SINGAPORE - Laos' leaders have ambitious plans for the country, and Singapore hopes to be part of Laos' growth story, Prime Minister Lee Hsien Loong said on Tuesday (May 2).
Speaking at an official dinner at the Istana for visiting Lao PM Thongloun Sisoulith, Mr Lee noted that Singapore companies are recognising Laos' economic potential and have invested in sectors such as real estate, energy, telecommunications, and agriculture.
Laos is one of the region's fastest-growing economies, averaging eight per cent growth over the last decade, and has abundant resources and a young workforce.
And Dr Thongloun, who is here on a one-day visit, has set a 2030 target for Laos to reach upper middle-income status, and the country plans to transform itself from a "land-locked" nation to a "land-linked" one through infrastructure projects.
Singapore companies have expertise in logistics, aviation, urban planning, healthcare and education, and these can complement Laos' development priorities, Mr Lee said.
"Singapore can be Laos' gateway to the world," he added, given Singapore's role as a maritime, aviation and financial hub.
Silkair now flies three times a week from Singapore to Laos, and the Kunming-Vientiane railway - slated for completion in 2021 - will eventually link the Laotian capital to Singapore, through Thailand and Malaysia.
"The improved connectivity will not only spur tourism, but will create greater investment and business opportunities for Laos," said Mr Lee.
In his speech, Dr Thongloun said Laos considers Singapore not only as a friend and a member of the Asean family, but "as a model of contemporary development that all developed countries should try to emulate".
Mr Lee also paid tribute to the "good and steady" ties between Singapore and Laos.
The two countries established diplomatic relations in 1974, and there has been a regular exchange of high-level visits.
President Tony Tan Keng Yam made a state visit to Laos in January, and PM Lee met with Lao foreign minister Saleumxay Kommasith in Singapore this February.
"Our friendship is supported by growing people-to-people relations," he said, adding that human resource development has been one pillar of bilateral ties.
More than 12,500 Lao citizens have participated in the Singapore Cooperation Programme, among them Dr Thongloun himself, who did a course in English and communication in Nanyang Polytechnic.
Dr Thongloun, who visited the polytechnic earlier on Tuesday and met several of his former teachers, thanked Singapore for the assistance and support it has lent in human resource development and other areas, and hope this would continue in the coming years.
He also said that Laos is committed to furthering cooperation at the bilateral and multilateral levels, especially with a view to attaining the ultimate objective of a prosperous Asean.
Mr Lee also thanked his Lao counterpart for giving personal attention to the Singaporeans participating in community projects around Laos.
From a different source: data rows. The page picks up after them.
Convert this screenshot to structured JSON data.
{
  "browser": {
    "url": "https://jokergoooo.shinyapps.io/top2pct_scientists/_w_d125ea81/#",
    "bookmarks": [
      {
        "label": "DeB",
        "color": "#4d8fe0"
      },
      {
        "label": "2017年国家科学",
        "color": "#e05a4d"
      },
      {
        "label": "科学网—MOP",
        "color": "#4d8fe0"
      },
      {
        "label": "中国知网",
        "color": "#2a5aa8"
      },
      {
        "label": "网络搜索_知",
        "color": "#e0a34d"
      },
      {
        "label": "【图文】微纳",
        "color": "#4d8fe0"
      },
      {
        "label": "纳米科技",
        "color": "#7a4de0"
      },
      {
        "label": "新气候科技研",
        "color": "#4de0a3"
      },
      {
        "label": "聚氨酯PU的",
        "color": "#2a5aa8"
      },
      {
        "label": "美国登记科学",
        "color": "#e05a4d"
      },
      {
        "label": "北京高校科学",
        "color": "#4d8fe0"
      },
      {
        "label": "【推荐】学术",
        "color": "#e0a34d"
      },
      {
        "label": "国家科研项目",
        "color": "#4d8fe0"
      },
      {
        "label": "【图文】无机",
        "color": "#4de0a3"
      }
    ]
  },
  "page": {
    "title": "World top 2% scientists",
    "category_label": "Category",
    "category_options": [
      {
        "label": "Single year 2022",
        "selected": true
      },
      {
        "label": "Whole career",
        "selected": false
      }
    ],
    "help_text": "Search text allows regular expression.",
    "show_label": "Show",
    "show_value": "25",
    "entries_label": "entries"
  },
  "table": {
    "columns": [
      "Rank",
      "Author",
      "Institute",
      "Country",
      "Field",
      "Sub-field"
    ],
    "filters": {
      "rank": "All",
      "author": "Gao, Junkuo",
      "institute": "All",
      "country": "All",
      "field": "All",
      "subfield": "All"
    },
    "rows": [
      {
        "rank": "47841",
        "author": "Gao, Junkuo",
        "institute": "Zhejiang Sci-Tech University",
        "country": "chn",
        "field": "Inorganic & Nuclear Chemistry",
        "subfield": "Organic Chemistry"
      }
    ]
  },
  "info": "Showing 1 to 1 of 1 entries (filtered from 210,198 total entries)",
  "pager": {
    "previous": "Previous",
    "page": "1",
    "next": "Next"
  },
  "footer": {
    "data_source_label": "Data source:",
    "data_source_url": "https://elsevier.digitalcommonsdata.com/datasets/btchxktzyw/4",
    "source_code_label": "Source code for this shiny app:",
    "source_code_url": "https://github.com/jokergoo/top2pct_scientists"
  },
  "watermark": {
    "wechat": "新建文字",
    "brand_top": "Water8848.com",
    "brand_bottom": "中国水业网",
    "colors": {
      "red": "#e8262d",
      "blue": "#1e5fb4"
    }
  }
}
He cited how Dr Thongloun in March received a group of Singapore student volunteers who were helping to build village and school facilities.
"You left a deep impression on these students," he said. "These exchanges, and community projects create lasting memories, friendships and goodwill between our two peoples, and strengthen the basis of our bilateral relations."